Therefore, this history of corruption in relief funds is as old as the NRM’s rule. The Luweero fund, which dominated headlines more than the Karamoja iron sheets are doing today, was the original sin. It tells us that if the funds for Luweero, at that time a very emotional political issue, could be stolen, the iron sheets and goats meant for marginal Karamoja are easy pickings.

All relief funds and goods have been stolen, including the 2018 scandal where Ugandan officials inflated refugee numbers by 300,000 and swindled millions of dollars, up to the 2020/2021 Covid-19 funds and goods.

The one area where there has been a notable change is in Defence. There was a time when procurement scandals in the army, with junk fighter helicopters, expired rations, and baby-size uniforms and boots were the fodder of daily news.

There are still scandals in the army, for example in the theft of salaries of soldiers serving in the peacekeeping mission in Somalia, but better discipline in the military means there are fewer leaks of abuse, but also it seems the UPDF’s debacle in the eastern Democratic Republic of Congo between 1999 and 2000, and its status as a first mover to deploy troops to Somalia under the African Union Mission in Somalia in 2007, led to a wide-ranging reform of the military to make it more effective in the face of formidable adversaries in the new geopolitical theatres where it plays.

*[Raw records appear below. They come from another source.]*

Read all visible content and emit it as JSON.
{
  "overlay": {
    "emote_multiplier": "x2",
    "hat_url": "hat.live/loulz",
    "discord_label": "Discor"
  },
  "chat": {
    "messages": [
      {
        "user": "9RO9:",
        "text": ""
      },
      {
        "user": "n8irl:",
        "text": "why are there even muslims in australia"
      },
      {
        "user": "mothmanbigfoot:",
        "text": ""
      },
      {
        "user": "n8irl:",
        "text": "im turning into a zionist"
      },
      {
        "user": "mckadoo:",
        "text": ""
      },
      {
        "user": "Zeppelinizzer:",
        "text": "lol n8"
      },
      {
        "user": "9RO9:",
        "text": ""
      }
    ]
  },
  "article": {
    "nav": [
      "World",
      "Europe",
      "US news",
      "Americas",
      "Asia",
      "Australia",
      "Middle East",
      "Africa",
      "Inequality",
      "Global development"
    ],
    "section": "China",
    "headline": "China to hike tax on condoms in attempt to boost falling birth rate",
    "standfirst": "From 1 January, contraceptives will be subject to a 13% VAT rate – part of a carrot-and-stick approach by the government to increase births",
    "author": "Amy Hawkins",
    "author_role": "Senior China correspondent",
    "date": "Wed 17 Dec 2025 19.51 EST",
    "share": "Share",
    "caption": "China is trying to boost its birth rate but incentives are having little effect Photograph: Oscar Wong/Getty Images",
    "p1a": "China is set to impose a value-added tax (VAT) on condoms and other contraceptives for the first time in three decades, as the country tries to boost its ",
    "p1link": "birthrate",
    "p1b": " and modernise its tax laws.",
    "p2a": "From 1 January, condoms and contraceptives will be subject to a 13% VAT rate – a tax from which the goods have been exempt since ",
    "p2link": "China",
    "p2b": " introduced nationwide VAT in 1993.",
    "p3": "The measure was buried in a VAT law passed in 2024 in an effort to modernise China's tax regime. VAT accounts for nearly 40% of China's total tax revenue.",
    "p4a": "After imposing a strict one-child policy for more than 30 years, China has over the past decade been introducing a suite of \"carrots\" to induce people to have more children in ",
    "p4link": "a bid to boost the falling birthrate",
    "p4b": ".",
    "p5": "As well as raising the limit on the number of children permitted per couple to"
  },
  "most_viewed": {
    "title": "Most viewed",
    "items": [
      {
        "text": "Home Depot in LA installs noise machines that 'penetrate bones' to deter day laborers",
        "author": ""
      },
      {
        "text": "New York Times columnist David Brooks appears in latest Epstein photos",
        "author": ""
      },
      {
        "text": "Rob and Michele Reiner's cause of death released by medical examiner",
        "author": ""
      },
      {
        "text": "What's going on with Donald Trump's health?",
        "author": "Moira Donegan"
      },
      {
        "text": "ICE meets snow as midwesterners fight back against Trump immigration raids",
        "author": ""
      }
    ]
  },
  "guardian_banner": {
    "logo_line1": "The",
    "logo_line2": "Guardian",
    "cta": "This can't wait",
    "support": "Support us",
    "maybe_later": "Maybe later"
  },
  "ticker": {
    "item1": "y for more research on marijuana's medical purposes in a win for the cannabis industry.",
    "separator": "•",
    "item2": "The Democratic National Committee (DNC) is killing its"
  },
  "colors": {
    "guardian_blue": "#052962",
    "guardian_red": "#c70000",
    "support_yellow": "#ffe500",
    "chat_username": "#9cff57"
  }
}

This, as this column noted some years back, was evident in Somalia, where the UPDF functioned at a level years ahead of the crude weapon of political repression it often is at home, especially during elections.

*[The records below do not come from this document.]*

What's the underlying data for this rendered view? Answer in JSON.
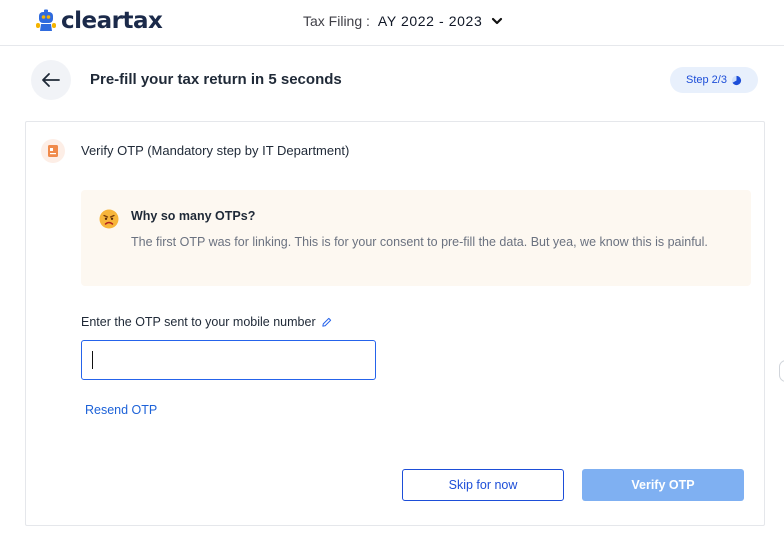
{
  "topbar": {
    "brand": "cleartax",
    "tax_filing_label": "Tax Filing :",
    "assessment_year": "AY 2022 - 2023"
  },
  "header": {
    "title": "Pre-fill your tax return in 5 seconds",
    "step": "Step 2/3",
    "step_progress": 0.67
  },
  "card": {
    "title": "Verify OTP (Mandatory step by IT Department)",
    "info": {
      "title": "Why so many OTPs?",
      "text": "The first OTP was for linking. This is for your consent to pre-fill the data. But yea, we know this is painful."
    },
    "otp_label": "Enter the OTP sent to your mobile number",
    "otp_value": "",
    "resend_label": "Resend OTP",
    "skip_label": "Skip for now",
    "verify_label": "Verify OTP"
  },
  "colors": {
    "brand_dark": "#1b2a4a",
    "primary": "#1d4ed8",
    "primary_disabled": "#7fb0f2",
    "info_bg": "#fdf8f1"
  }
}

Having largely gotten on top of corruption in the military, it seems there are no incentives to do the same in other sectors. The reason is that the regime achieves some level of internal stabilisation through the corruption we see with Karamoja goats and maize.

There are concentric circles of eating in Uganda. At the centre is the most lucrative Circle A, with close links to the State House. This is where you find your Lubowa Hospitals, big dams, Uganda Airlines, major highways, and the granting of coffee monopolies. The projects here cost over Sh100 billion. About 85 percent of them are usually delivered because they often have high national security or regional cooperation implications, though the costs are hugely inflated.

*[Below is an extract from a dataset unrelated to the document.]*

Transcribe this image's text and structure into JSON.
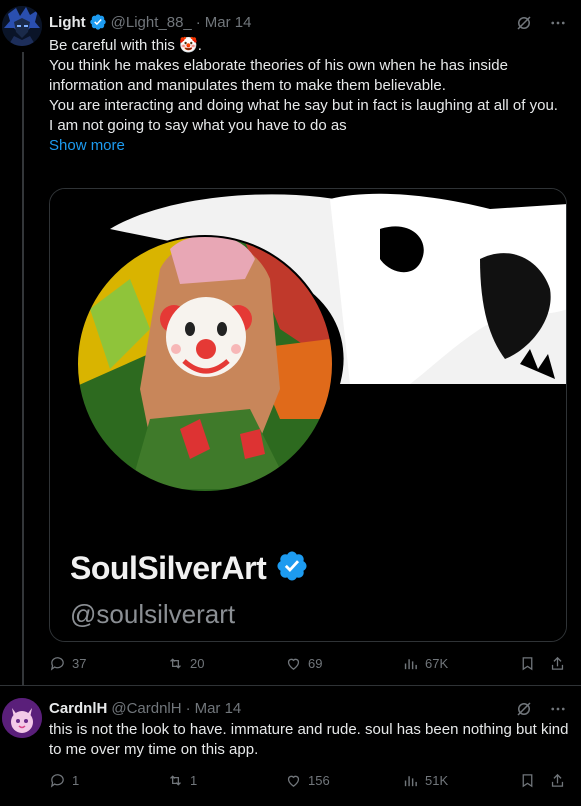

The next Circle B is of projects between Shs25 billion and Shs100 billion and includes office buildings (especially by parastatals), refugee goods and money, Covid funds, election materials, etc. Circle A allows corruption in Circle B as a form of a bargain, to keep the peace.

Because Circle A and Circle B have had their share, they allow Circle C also to get its cut. Here the deals are usually between Shs850 million and Shs 25 billion. This is where state universities, minor roads, schools, medicine, and Karamoja iron sheets and goats fall.

Circle D eats between Shs175 million and Shs850 million. This is usually up-country, in the districts and counties. With Circle E, now we are in the parishes and lower down, where the eating is between Sh1 million and Sh175 million (the Parish Development Model fund, Emyooga etc.).

A lot of questions have been asked about the criteria for allocating the iron sheets. And that is the mistake they made. First, you have to sequence right. You can’t eat the iron sheets, goats, and cows together. Criteria are really about the narrative. What story do you tell? 

They could have established something called “champions of development”, who get the iron sheets to demonstrate to the Karamojong how best to use them. We wouldn’t be debating iron sheets and goats if they had done that. We would be arguing about the qualification for being a champion of development.

Mr Onyango-Obbo is a journalist, writer and curator of the “Wall of Great Africans”. 

Twitter: @cobbo3